PROBLEM REQUIREMENTS: Output the data exactly, with every line intact.

DATA SHOWN:
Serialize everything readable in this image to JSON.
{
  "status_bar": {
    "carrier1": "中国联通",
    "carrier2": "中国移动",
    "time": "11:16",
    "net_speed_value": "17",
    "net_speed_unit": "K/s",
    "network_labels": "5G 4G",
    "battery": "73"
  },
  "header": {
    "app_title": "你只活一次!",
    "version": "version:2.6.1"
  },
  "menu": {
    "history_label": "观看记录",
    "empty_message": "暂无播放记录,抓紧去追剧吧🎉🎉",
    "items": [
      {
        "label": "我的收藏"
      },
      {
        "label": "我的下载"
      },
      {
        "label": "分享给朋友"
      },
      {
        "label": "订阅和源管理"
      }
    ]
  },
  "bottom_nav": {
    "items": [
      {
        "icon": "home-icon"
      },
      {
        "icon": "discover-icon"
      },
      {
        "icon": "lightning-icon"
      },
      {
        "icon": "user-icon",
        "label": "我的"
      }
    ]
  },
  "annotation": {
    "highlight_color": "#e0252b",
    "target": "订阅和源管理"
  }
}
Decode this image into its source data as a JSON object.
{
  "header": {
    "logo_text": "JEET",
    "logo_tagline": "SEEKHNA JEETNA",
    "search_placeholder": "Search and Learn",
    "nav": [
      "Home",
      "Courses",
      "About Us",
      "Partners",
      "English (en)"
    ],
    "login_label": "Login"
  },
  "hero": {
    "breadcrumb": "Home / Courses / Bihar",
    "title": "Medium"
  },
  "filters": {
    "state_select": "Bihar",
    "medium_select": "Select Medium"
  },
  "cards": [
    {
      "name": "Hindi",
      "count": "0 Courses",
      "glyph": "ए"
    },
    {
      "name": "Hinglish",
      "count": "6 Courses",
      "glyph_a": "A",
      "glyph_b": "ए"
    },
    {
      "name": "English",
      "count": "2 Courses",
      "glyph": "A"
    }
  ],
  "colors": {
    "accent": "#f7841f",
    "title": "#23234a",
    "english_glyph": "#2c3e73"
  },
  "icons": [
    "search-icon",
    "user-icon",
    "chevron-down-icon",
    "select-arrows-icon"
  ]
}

TASK RESULT:
Serialize everything readable in this image to JSON.
{
  "status_bar": {
    "carrier1": "中国联通",
    "carrier2": "中国移动",
    "time": "11:16",
    "net_speed_value": "17",
    "net_speed_unit": "K/s",
    "network_labels": "5G 4G",
    "battery": "73"
  },
  "header": {
    "app_title": "你只活一次!",
    "version": "version:2.6.1"
  },
  "menu": {
    "history_label": "观看记录",
    "empty_message": "暂无播放记录,抓紧去追剧吧🎉🎉",
    "items": [
      {
        "label": "我的收藏"
      },
      {
        "label": "我的下载"
      },
      {
        "label": "分享给朋友"
      },
      {
        "label": "订阅和源管理"
      }
    ]
  },
  "bottom_nav": {
    "items": [
      {
        "icon": "home-icon"
      },
      {
        "icon": "discover-icon"
      },
      {
        "icon": "lightning-icon"
      },
      {
        "icon": "user-icon",
        "label": "我的"
      }
    ]
  },
  "annotation": {
    "highlight_color": "#e0252b",
    "target": "订阅和源管理"
  }
}
Decode this image into its source data as a JSON object.
{
  "header": {
    "logo_text": "JEET",
    "logo_tagline": "SEEKHNA JEETNA",
    "search_placeholder": "Search and Learn",
    "nav": [
      "Home",
      "Courses",
      "About Us",
      "Partners",
      "English (en)"
    ],
    "login_label": "Login"
  },
  "hero": {
    "breadcrumb": "Home / Courses / Bihar",
    "title": "Medium"
  },
  "filters": {
    "state_select": "Bihar",
    "medium_select": "Select Medium"
  },
  "cards": [
    {
      "name": "Hindi",
      "count": "0 Courses",
      "glyph": "ए"
    },
    {
      "name": "Hinglish",
      "count": "6 Courses",
      "glyph_a": "A",
      "glyph_b": "ए"
    },
    {
      "name": "English",
      "count": "2 Courses",
      "glyph": "A"
    }
  ],
  "colors": {
    "accent": "#f7841f",
    "title": "#23234a",
    "english_glyph": "#2c3e73"
  },
  "icons": [
    "search-icon",
    "user-icon",
    "chevron-down-icon",
    "select-arrows-icon"
  ]
}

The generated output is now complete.